▼▼▼

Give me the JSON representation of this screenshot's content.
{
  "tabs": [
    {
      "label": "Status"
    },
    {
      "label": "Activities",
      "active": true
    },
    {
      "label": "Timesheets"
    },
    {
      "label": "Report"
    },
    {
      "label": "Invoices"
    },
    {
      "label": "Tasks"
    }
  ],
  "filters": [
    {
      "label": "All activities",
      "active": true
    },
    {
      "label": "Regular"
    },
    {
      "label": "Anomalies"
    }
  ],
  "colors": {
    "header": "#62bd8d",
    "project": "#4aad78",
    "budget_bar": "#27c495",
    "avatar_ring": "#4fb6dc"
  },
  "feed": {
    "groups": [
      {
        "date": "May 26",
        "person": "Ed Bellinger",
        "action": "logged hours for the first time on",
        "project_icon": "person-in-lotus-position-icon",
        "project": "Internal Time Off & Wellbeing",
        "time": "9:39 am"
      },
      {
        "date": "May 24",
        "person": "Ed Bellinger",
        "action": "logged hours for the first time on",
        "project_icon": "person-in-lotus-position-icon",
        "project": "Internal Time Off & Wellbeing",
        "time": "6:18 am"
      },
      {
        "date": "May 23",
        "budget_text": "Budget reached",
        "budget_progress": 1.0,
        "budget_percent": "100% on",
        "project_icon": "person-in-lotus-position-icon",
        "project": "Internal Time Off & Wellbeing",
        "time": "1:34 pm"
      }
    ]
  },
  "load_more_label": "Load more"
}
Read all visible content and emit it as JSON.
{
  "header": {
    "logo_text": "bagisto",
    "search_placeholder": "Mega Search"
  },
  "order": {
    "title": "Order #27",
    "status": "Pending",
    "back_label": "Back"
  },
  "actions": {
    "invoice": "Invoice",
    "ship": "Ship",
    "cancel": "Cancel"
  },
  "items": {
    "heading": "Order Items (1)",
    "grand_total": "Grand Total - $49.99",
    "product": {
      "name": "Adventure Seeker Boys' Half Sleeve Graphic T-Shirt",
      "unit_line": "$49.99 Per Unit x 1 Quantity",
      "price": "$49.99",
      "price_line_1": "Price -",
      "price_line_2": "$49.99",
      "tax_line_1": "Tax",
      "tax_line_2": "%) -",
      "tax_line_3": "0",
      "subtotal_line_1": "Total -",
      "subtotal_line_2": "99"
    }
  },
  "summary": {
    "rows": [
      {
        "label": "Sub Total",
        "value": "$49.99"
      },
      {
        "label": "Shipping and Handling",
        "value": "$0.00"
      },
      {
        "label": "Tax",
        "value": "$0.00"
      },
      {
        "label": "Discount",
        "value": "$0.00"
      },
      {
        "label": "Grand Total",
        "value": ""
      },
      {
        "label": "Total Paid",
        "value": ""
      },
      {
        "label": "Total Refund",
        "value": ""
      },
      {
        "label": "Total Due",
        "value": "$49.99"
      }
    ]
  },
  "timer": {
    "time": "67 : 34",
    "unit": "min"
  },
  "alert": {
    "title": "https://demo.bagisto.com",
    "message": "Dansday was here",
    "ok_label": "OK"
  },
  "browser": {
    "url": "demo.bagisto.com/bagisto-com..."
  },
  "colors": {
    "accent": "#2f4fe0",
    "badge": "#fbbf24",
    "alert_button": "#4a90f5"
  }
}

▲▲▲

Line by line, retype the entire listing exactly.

RESULT OF THIS EXERCISE.
Give me the JSON representation of this screenshot's content.
{
  "tabs": [
    {
      "label": "Status"
    },
    {
      "label": "Activities",
      "active": true
    },
    {
      "label": "Timesheets"
    },
    {
      "label": "Report"
    },
    {
      "label": "Invoices"
    },
    {
      "label": "Tasks"
    }
  ],
  "filters": [
    {
      "label": "All activities",
      "active": true
    },
    {
      "label": "Regular"
    },
    {
      "label": "Anomalies"
    }
  ],
  "colors": {
    "header": "#62bd8d",
    "project": "#4aad78",
    "budget_bar": "#27c495",
    "avatar_ring": "#4fb6dc"
  },
  "feed": {
    "groups": [
      {
        "date": "May 26",
        "person": "Ed Bellinger",
        "action": "logged hours for the first time on",
        "project_icon": "person-in-lotus-position-icon",
        "project": "Internal Time Off & Wellbeing",
        "time": "9:39 am"
      },
      {
        "date": "May 24",
        "person": "Ed Bellinger",
        "action": "logged hours for the first time on",
        "project_icon": "person-in-lotus-position-icon",
        "project": "Internal Time Off & Wellbeing",
        "time": "6:18 am"
      },
      {
        "date": "May 23",
        "budget_text": "Budget reached",
        "budget_progress": 1.0,
        "budget_percent": "100% on",
        "project_icon": "person-in-lotus-position-icon",
        "project": "Internal Time Off & Wellbeing",
        "time": "1:34 pm"
      }
    ]
  },
  "load_more_label": "Load more"
}
Read all visible content and emit it as JSON.
{
  "header": {
    "logo_text": "bagisto",
    "search_placeholder": "Mega Search"
  },
  "order": {
    "title": "Order #27",
    "status": "Pending",
    "back_label": "Back"
  },
  "actions": {
    "invoice": "Invoice",
    "ship": "Ship",
    "cancel": "Cancel"
  },
  "items": {
    "heading": "Order Items (1)",
    "grand_total": "Grand Total - $49.99",
    "product": {
      "name": "Adventure Seeker Boys' Half Sleeve Graphic T-Shirt",
      "unit_line": "$49.99 Per Unit x 1 Quantity",
      "price": "$49.99",
      "price_line_1": "Price -",
      "price_line_2": "$49.99",
      "tax_line_1": "Tax",
      "tax_line_2": "%) -",
      "tax_line_3": "0",
      "subtotal_line_1": "Total -",
      "subtotal_line_2": "99"
    }
  },
  "summary": {
    "rows": [
      {
        "label": "Sub Total",
        "value": "$49.99"
      },
      {
        "label": "Shipping and Handling",
        "value": "$0.00"
      },
      {
        "label": "Tax",
        "value": "$0.00"
      },
      {
        "label": "Discount",
        "value": "$0.00"
      },
      {
        "label": "Grand Total",
        "value": ""
      },
      {
        "label": "Total Paid",
        "value": ""
      },
      {
        "label": "Total Refund",
        "value": ""
      },
      {
        "label": "Total Due",
        "value": "$49.99"
      }
    ]
  },
  "timer": {
    "time": "67 : 34",
    "unit": "min"
  },
  "alert": {
    "title": "https://demo.bagisto.com",
    "message": "Dansday was here",
    "ok_label": "OK"
  },
  "browser": {
    "url": "demo.bagisto.com/bagisto-com..."
  },
  "colors": {
    "accent": "#2f4fe0",
    "badge": "#fbbf24",
    "alert_button": "#4a90f5"
  }
}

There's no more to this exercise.